Welcome to e.Woke #23!
This week, we focus on how surveillance technology is biased. From doing media justice work, we recognize that objectivity doesn’t exist. There, objectivity will not exist in the technology itself. Learn more below!
Surprise: tech companies have a big influence on policing. In Albuquerque, we’ve seen Evidence.com in action: it’s a cloud-based storage platform basically meant to crowdsource photos and videos. Taser, now known as Axon, is the world’s largest vendor of police-worn body cameras. (via The Intercept)
In a study of the Los Angeles Police Department, research shows that “big data analytics amplifies and transforms police surveillance practices.” They identified the five ways that data creates shifts, including that big data helps police to surveil multiple people at once, in multiple ways, all at once. Also: beyond search warrants, there’s new ways for police to buy personal information. (via UT News)
So, data-fueled police technology isn’t going away. We need to be able to label the ways that algorithms are coded with the racial biases of their writers, and to talk about how technology is not the automatic solution.

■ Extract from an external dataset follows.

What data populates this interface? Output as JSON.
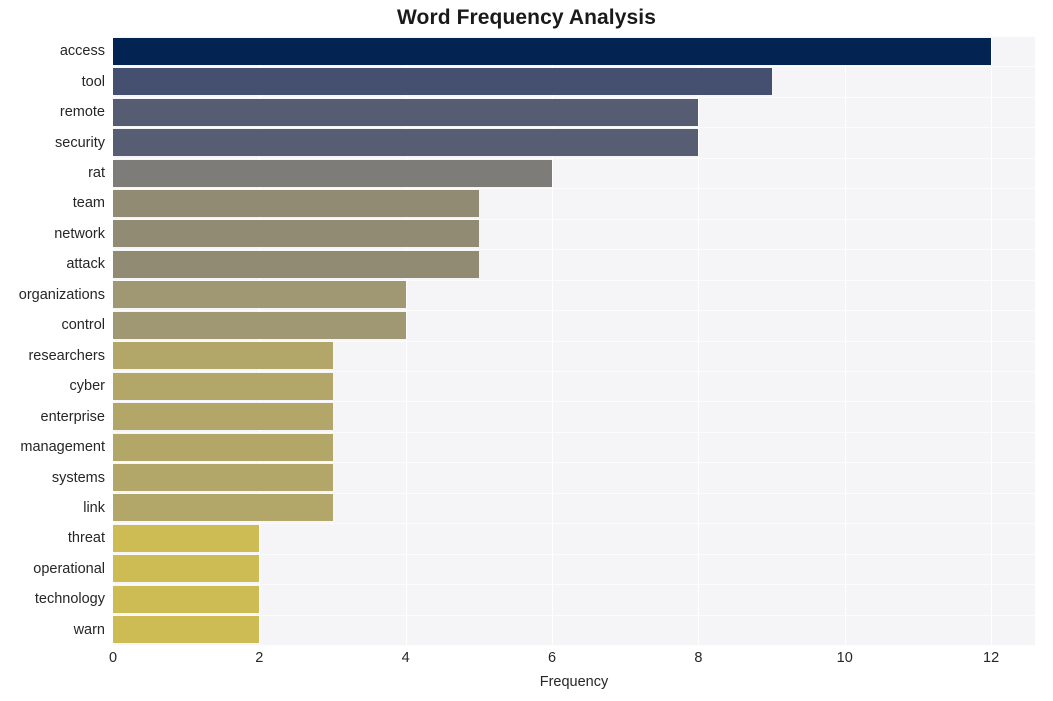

As the article lays out: there’s a whole new set of problems to solve. (via FiveThirtyEight)
Digital Security Tips, Resources, and Guides:
- Can Cops Force You to Unlock Your Phone With Your Face? (via The Atlantic)
- Spy Files: Russia (via WikiLeaks)
- The Snowden Archive: The SIDtoday Files (via The Intercept)